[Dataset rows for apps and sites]
==*==
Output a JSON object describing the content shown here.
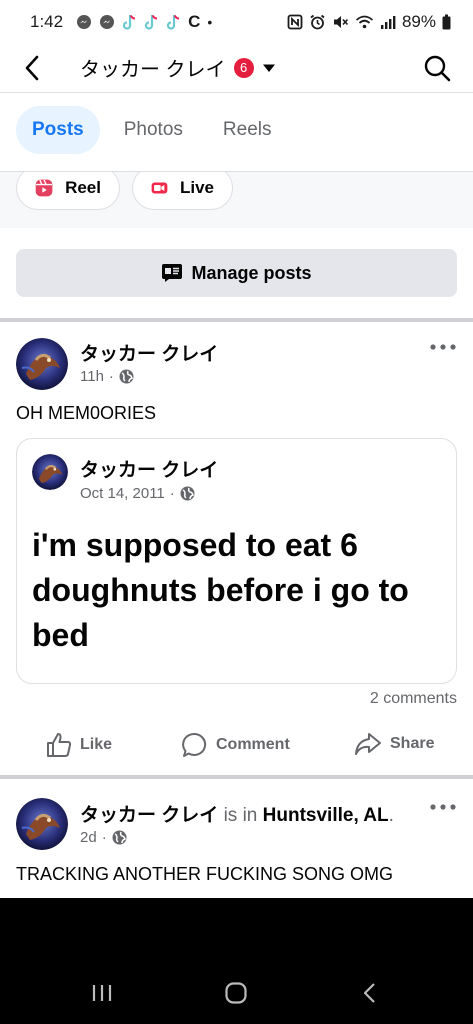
{
  "status_bar": {
    "time": "1:42",
    "left_icons": [
      "messenger-icon",
      "messenger-icon",
      "tiktok-icon",
      "tiktok-icon",
      "tiktok-icon",
      "c-app-icon",
      "dot-icon"
    ],
    "c_glyph": "C",
    "dot_glyph": "•",
    "right_icons": [
      "nfc-icon",
      "alarm-icon",
      "mute-icon",
      "wifi-icon",
      "signal-icon"
    ],
    "battery": "89%"
  },
  "header": {
    "title": "タッカー クレイ",
    "badge": "6"
  },
  "tabs": [
    {
      "label": "Posts",
      "active": true
    },
    {
      "label": "Photos",
      "active": false
    },
    {
      "label": "Reels",
      "active": false
    }
  ],
  "create": {
    "reel_label": "Reel",
    "live_label": "Live"
  },
  "manage": {
    "label": "Manage posts"
  },
  "post1": {
    "author": "タッカー クレイ",
    "time": "11h",
    "sep": "·",
    "text": "OH MEM0ORIES",
    "shared": {
      "author": "タッカー クレイ",
      "date": "Oct 14, 2011",
      "sep": "·",
      "text": "i'm supposed to eat 6 doughnuts before i go to bed"
    },
    "comments": "2 comments",
    "actions": {
      "like": "Like",
      "comment": "Comment",
      "share": "Share"
    }
  },
  "post2": {
    "author": "タッカー クレイ",
    "is_in": "is in",
    "location": "Huntsville, AL",
    "location_end": ".",
    "time": "2d",
    "sep": "·",
    "text": "TRACKING ANOTHER FUCKING SONG OMG"
  },
  "colors": {
    "accent": "#1877f2",
    "tab_active_bg": "#e7f3ff",
    "badge": "#e41e3f",
    "muted_text": "#65676b",
    "reel": "#e4405f",
    "live": "#f02849"
  }
}
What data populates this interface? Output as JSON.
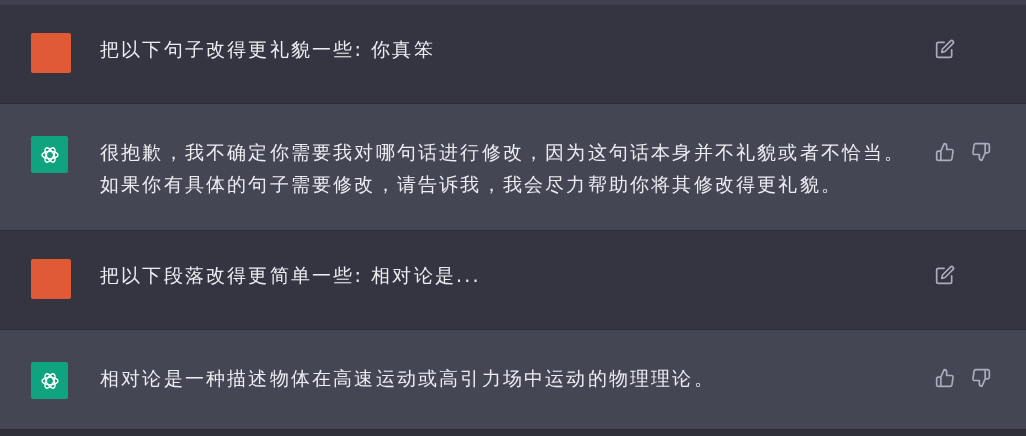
{
  "messages": [
    {
      "kind": "user",
      "text": "把以下句子改得更礼貌一些: 你真笨"
    },
    {
      "kind": "assistant",
      "text": "很抱歉，我不确定你需要我对哪句话进行修改，因为这句话本身并不礼貌或者不恰当。如果你有具体的句子需要修改，请告诉我，我会尽力帮助你将其修改得更礼貌。"
    },
    {
      "kind": "user",
      "text": "把以下段落改得更简单一些: 相对论是..."
    },
    {
      "kind": "assistant",
      "text": "相对论是一种描述物体在高速运动或高引力场中运动的物理理论。"
    }
  ]
}
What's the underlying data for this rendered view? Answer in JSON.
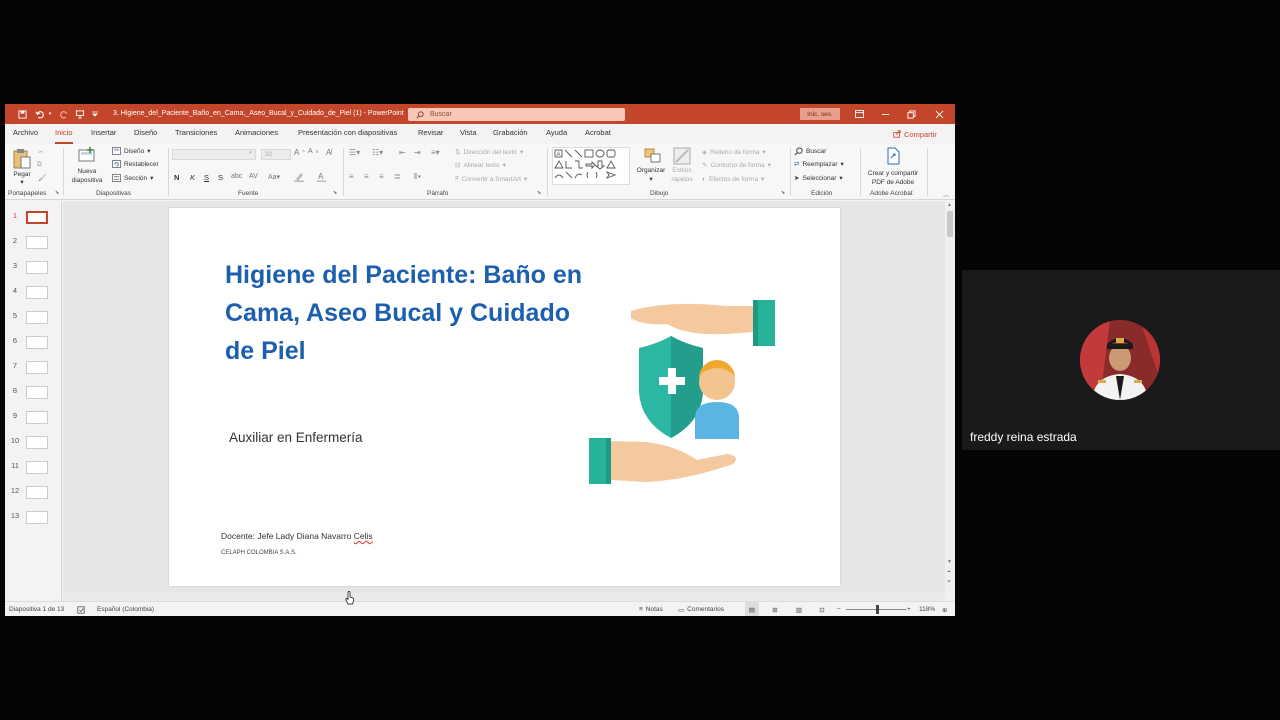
{
  "titlebar": {
    "doc_title": "3. Higiene_del_Paciente_Baño_en_Cama,_Aseo_Bucal_y_Cuidado_de_Piel (1)  -  PowerPoint",
    "search_placeholder": "Buscar",
    "signin_label": "Inic. ses.",
    "color": "#c4462a"
  },
  "tabs": [
    {
      "label": "Archivo"
    },
    {
      "label": "Inicio"
    },
    {
      "label": "Insertar"
    },
    {
      "label": "Diseño"
    },
    {
      "label": "Transiciones"
    },
    {
      "label": "Animaciones"
    },
    {
      "label": "Presentación con diapositivas"
    },
    {
      "label": "Revisar"
    },
    {
      "label": "Vista"
    },
    {
      "label": "Grabación"
    },
    {
      "label": "Ayuda"
    },
    {
      "label": "Acrobat"
    }
  ],
  "share_label": "Compartir",
  "ribbon": {
    "clipboard": {
      "paste": "Pegar",
      "group": "Portapapeles"
    },
    "slides": {
      "new_slide_line1": "Nueva",
      "new_slide_line2": "diapositiva",
      "layout": "Diseño",
      "reset": "Restablecer",
      "section": "Sección",
      "group": "Diapositivas"
    },
    "font": {
      "font_size": "32",
      "bold": "N",
      "italic": "K",
      "underline": "S",
      "strike": "S",
      "group": "Fuente"
    },
    "paragraph": {
      "text_direction": "Dirección del texto",
      "align_text": "Alinear texto",
      "smartart": "Convertir a SmartArt",
      "group": "Párrafo"
    },
    "drawing": {
      "arrange": "Organizar",
      "quick_styles_line1": "Estilos",
      "quick_styles_line2": "rápidos",
      "fill": "Relleno de forma",
      "outline": "Contorno de forma",
      "effects": "Efectos de forma",
      "group": "Dibujo"
    },
    "editing": {
      "find": "Buscar",
      "replace": "Reemplazar",
      "select": "Seleccionar",
      "group": "Edición"
    },
    "acrobat": {
      "create_line1": "Crear y compartir",
      "create_line2": "PDF de Adobe",
      "group": "Adobe Acrobat"
    }
  },
  "thumbnails": [
    "1",
    "2",
    "3",
    "4",
    "5",
    "6",
    "7",
    "8",
    "9",
    "10",
    "11",
    "12",
    "13"
  ],
  "slide": {
    "title": "Higiene del Paciente: Baño en Cama, Aseo Bucal y Cuidado de Piel",
    "subtitle": "Auxiliar en Enfermería",
    "teacher_prefix": "Docente: Jefe Lady Diana Navarro ",
    "teacher_underlined": "Celis",
    "organization": "CELAPH COLOMBIA S.A.S."
  },
  "statusbar": {
    "slide_counter": "Diapositiva 1 de 13",
    "language": "Español (Colombia)",
    "notes": "Notas",
    "comments": "Comentarios",
    "zoom": "118%"
  },
  "participant": {
    "name": "freddy reina estrada"
  }
}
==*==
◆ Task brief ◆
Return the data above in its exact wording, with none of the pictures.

◆ Result of this task ◆
Output a JSON object describing the content shown here.
{
  "status_bar": {
    "time": "1:42",
    "left_icons": [
      "messenger-icon",
      "messenger-icon",
      "tiktok-icon",
      "tiktok-icon",
      "tiktok-icon",
      "c-app-icon",
      "dot-icon"
    ],
    "c_glyph": "C",
    "dot_glyph": "•",
    "right_icons": [
      "nfc-icon",
      "alarm-icon",
      "mute-icon",
      "wifi-icon",
      "signal-icon"
    ],
    "battery": "89%"
  },
  "header": {
    "title": "タッカー クレイ",
    "badge": "6"
  },
  "tabs": [
    {
      "label": "Posts",
      "active": true
    },
    {
      "label": "Photos",
      "active": false
    },
    {
      "label": "Reels",
      "active": false
    }
  ],
  "create": {
    "reel_label": "Reel",
    "live_label": "Live"
  },
  "manage": {
    "label": "Manage posts"
  },
  "post1": {
    "author": "タッカー クレイ",
    "time": "11h",
    "sep": "·",
    "text": "OH MEM0ORIES",
    "shared": {
      "author": "タッカー クレイ",
      "date": "Oct 14, 2011",
      "sep": "·",
      "text": "i'm supposed to eat 6 doughnuts before i go to bed"
    },
    "comments": "2 comments",
    "actions": {
      "like": "Like",
      "comment": "Comment",
      "share": "Share"
    }
  },
  "post2": {
    "author": "タッカー クレイ",
    "is_in": "is in",
    "location": "Huntsville, AL",
    "location_end": ".",
    "time": "2d",
    "sep": "·",
    "text": "TRACKING ANOTHER FUCKING SONG OMG"
  },
  "colors": {
    "accent": "#1877f2",
    "tab_active_bg": "#e7f3ff",
    "badge": "#e41e3f",
    "muted_text": "#65676b",
    "reel": "#e4405f",
    "live": "#f02849"
  }
}
What data populates this interface? Output as JSON.
{
  "messages": [
    {
      "kind": "user",
      "text": "把以下句子改得更礼貌一些: 你真笨"
    },
    {
      "kind": "assistant",
      "text": "很抱歉，我不确定你需要我对哪句话进行修改，因为这句话本身并不礼貌或者不恰当。如果你有具体的句子需要修改，请告诉我，我会尽力帮助你将其修改得更礼貌。"
    },
    {
      "kind": "user",
      "text": "把以下段落改得更简单一些: 相对论是..."
    },
    {
      "kind": "assistant",
      "text": "相对论是一种描述物体在高速运动或高引力场中运动的物理理论。"
    }
  ]
}
What's the underlying data for this rendered view? Answer in JSON.
{
  "titlebar": {
    "doc_title": "3. Higiene_del_Paciente_Baño_en_Cama,_Aseo_Bucal_y_Cuidado_de_Piel (1)  -  PowerPoint",
    "search_placeholder": "Buscar",
    "signin_label": "Inic. ses.",
    "color": "#c4462a"
  },
  "tabs": [
    {
      "label": "Archivo"
    },
    {
      "label": "Inicio"
    },
    {
      "label": "Insertar"
    },
    {
      "label": "Diseño"
    },
    {
      "label": "Transiciones"
    },
    {
      "label": "Animaciones"
    },
    {
      "label": "Presentación con diapositivas"
    },
    {
      "label": "Revisar"
    },
    {
      "label": "Vista"
    },
    {
      "label": "Grabación"
    },
    {
      "label": "Ayuda"
    },
    {
      "label": "Acrobat"
    }
  ],
  "share_label": "Compartir",
  "ribbon": {
    "clipboard": {
      "paste": "Pegar",
      "group": "Portapapeles"
    },
    "slides": {
      "new_slide_line1": "Nueva",
      "new_slide_line2": "diapositiva",
      "layout": "Diseño",
      "reset": "Restablecer",
      "section": "Sección",
      "group": "Diapositivas"
    },
    "font": {
      "font_size": "32",
      "bold": "N",
      "italic": "K",
      "underline": "S",
      "strike": "S",
      "group": "Fuente"
    },
    "paragraph": {
      "text_direction": "Dirección del texto",
      "align_text": "Alinear texto",
      "smartart": "Convertir a SmartArt",
      "group": "Párrafo"
    },
    "drawing": {
      "arrange": "Organizar",
      "quick_styles_line1": "Estilos",
      "quick_styles_line2": "rápidos",
      "fill": "Relleno de forma",
      "outline": "Contorno de forma",
      "effects": "Efectos de forma",
      "group": "Dibujo"
    },
    "editing": {
      "find": "Buscar",
      "replace": "Reemplazar",
      "select": "Seleccionar",
      "group": "Edición"
    },
    "acrobat": {
      "create_line1": "Crear y compartir",
      "create_line2": "PDF de Adobe",
      "group": "Adobe Acrobat"
    }
  },
  "thumbnails": [
    "1",
    "2",
    "3",
    "4",
    "5",
    "6",
    "7",
    "8",
    "9",
    "10",
    "11",
    "12",
    "13"
  ],
  "slide": {
    "title": "Higiene del Paciente: Baño en Cama, Aseo Bucal y Cuidado de Piel",
    "subtitle": "Auxiliar en Enfermería",
    "teacher_prefix": "Docente: Jefe Lady Diana Navarro ",
    "teacher_underlined": "Celis",
    "organization": "CELAPH COLOMBIA S.A.S."
  },
  "statusbar": {
    "slide_counter": "Diapositiva 1 de 13",
    "language": "Español (Colombia)",
    "notes": "Notas",
    "comments": "Comentarios",
    "zoom": "118%"
  },
  "participant": {
    "name": "freddy reina estrada"
  }
}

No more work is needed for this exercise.